### Information supplied ###
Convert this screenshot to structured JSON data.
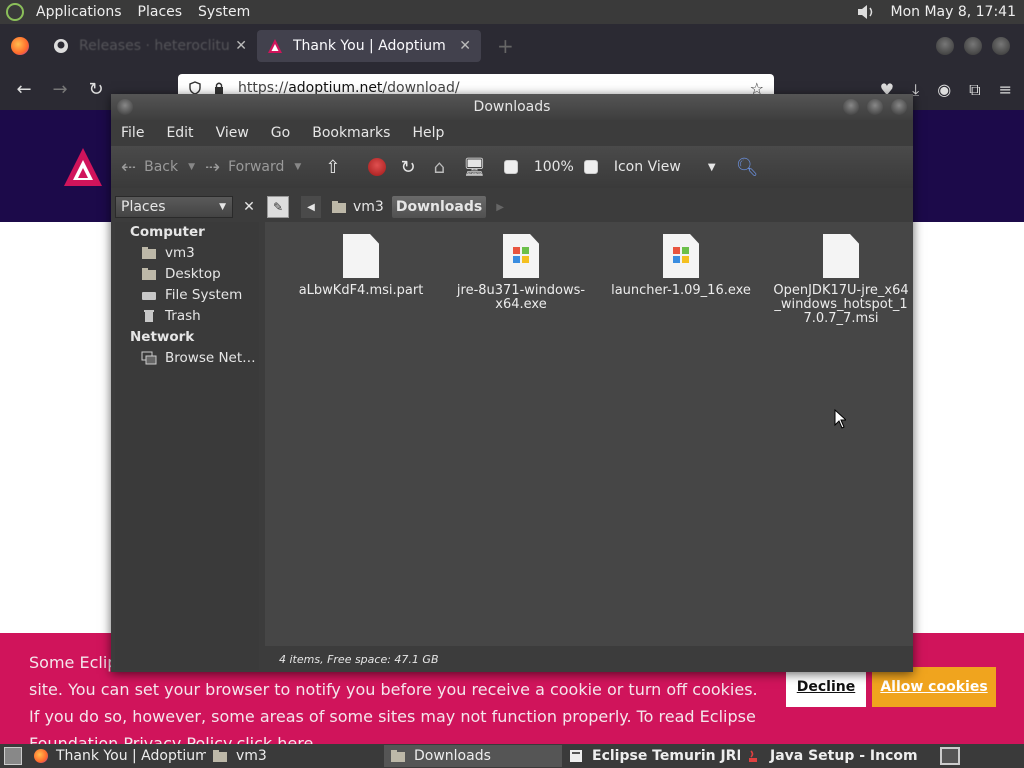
{
  "top_panel": {
    "menus": [
      "Applications",
      "Places",
      "System"
    ],
    "clock": "Mon May  8, 17:41"
  },
  "firefox": {
    "tabs": [
      {
        "label": "Releases · heteroclitus/..",
        "active": false
      },
      {
        "label": "Thank You | Adoptium",
        "active": true
      }
    ],
    "url_prefix": "https://",
    "url_domain": "adoptium.net",
    "url_path": "/download/"
  },
  "page": {
    "cookie_text": "Some Eclipse Foundation pages use cookies to better serve you when you return to the site. You can set your browser to notify you before you receive a cookie or turn off cookies. If you do so, however, some areas of some sites may not function properly. To read Eclipse Foundation Privacy Policy",
    "cookie_link": "click here.",
    "decline": "Decline",
    "allow": "Allow cookies"
  },
  "nautilus": {
    "title": "Downloads",
    "menu": [
      "File",
      "Edit",
      "View",
      "Go",
      "Bookmarks",
      "Help"
    ],
    "toolbar": {
      "back": "Back",
      "forward": "Forward",
      "zoom": "100%",
      "view": "Icon View"
    },
    "sidebar_header": "Places",
    "sidebar": {
      "computer": "Computer",
      "items": [
        "vm3",
        "Desktop",
        "File System",
        "Trash"
      ],
      "network": "Network",
      "network_items": [
        "Browse Net…"
      ]
    },
    "path": [
      "vm3",
      "Downloads"
    ],
    "files": [
      {
        "name": "aLbwKdF4.msi.part",
        "type": "doc"
      },
      {
        "name": "jre-8u371-windows-x64.exe",
        "type": "exe"
      },
      {
        "name": "launcher-1.09_16.exe",
        "type": "exe"
      },
      {
        "name": "OpenJDK17U-jre_x64_windows_hotspot_17.0.7_7.msi",
        "type": "doc"
      }
    ],
    "status": "4 items, Free space: 47.1 GB"
  },
  "taskbar": {
    "items": [
      {
        "label": "Thank You | Adoptium ...",
        "active": false,
        "bold": false
      },
      {
        "label": "vm3",
        "active": false,
        "bold": false
      },
      {
        "label": "Downloads",
        "active": true,
        "bold": false
      },
      {
        "label": "Eclipse Temurin JRE...",
        "active": false,
        "bold": true
      },
      {
        "label": "Java Setup - Incompl...",
        "active": false,
        "bold": true
      }
    ]
  },
  "colors": {
    "site_header": "#1c0a4a",
    "cookie_bg": "#d0145b",
    "allow_btn": "#f0a41e"
  }
}
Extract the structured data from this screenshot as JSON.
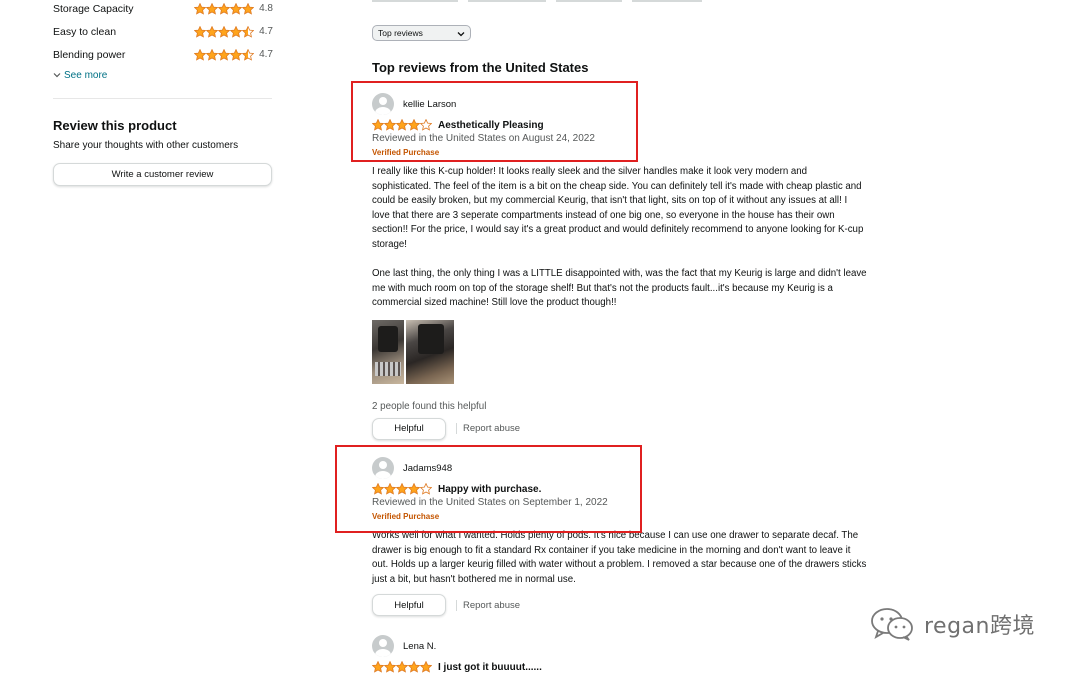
{
  "colors": {
    "star": "#ffa41c",
    "link": "#007185",
    "verified": "#c45500",
    "annotation": "#e02020"
  },
  "left": {
    "ratings": [
      {
        "label": "Storage Capacity",
        "value": "4.8",
        "stars": 5
      },
      {
        "label": "Easy to clean",
        "value": "4.7",
        "stars": 4.5
      },
      {
        "label": "Blending power",
        "value": "4.7",
        "stars": 4.5
      }
    ],
    "see_more": "See more",
    "see_more_icon": "chevron-down-icon",
    "review_heading": "Review this product",
    "review_sub": "Share your thoughts with other customers",
    "write_button": "Write a customer review"
  },
  "sort": {
    "selected": "Top reviews"
  },
  "section_title": "Top reviews from the United States",
  "reviews": [
    {
      "name": "kellie Larson",
      "rating": 4,
      "title": "Aesthetically Pleasing",
      "reviewed": "Reviewed in the United States on August 24, 2022",
      "verified": "Verified Purchase",
      "paragraphs": [
        "I really like this K-cup holder! It looks really sleek and the silver handles make it look very modern and sophisticated. The feel of the item is a bit on the cheap side. You can definitely tell it's made with cheap plastic and could be easily broken, but my commercial Keurig, that isn't that light, sits on top of it without any issues at all! I love that there are 3 seperate compartments instead of one big one, so everyone in the house has their own section!! For the price, I would say it's a great product and would definitely recommend to anyone looking for K-cup storage!",
        "One last thing, the only thing I was a LITTLE disappointed with, was the fact that my Keurig is large and didn't leave me with much room on top of the storage shelf! But that's not the products fault...it's because my Keurig is a commercial sized machine! Still love the product though!!"
      ],
      "helpful_count": "2 people found this helpful",
      "helpful_button": "Helpful",
      "report": "Report abuse"
    },
    {
      "name": "Jadams948",
      "rating": 4,
      "title": "Happy with purchase.",
      "reviewed": "Reviewed in the United States on September 1, 2022",
      "verified": "Verified Purchase",
      "paragraphs": [
        "Works well for what I wanted. Holds plenty of pods. It's nice because I can use one drawer to separate decaf. The drawer is big enough to fit a standard Rx container if you take medicine in the morning and don't want to leave it out. Holds up a larger keurig filled with water without a problem. I removed a star because one of the drawers sticks just a bit, but hasn't bothered me in normal use."
      ],
      "helpful_button": "Helpful",
      "report": "Report abuse"
    },
    {
      "name": "Lena N.",
      "rating": 5,
      "title": "I just got it buuuut......"
    }
  ],
  "watermark": {
    "text": "regan跨境",
    "icon": "wechat-icon"
  }
}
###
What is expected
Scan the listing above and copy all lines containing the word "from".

Solution
Extract the structured data from this screenshot as JSON.
  "section_title": "Top reviews from the United States",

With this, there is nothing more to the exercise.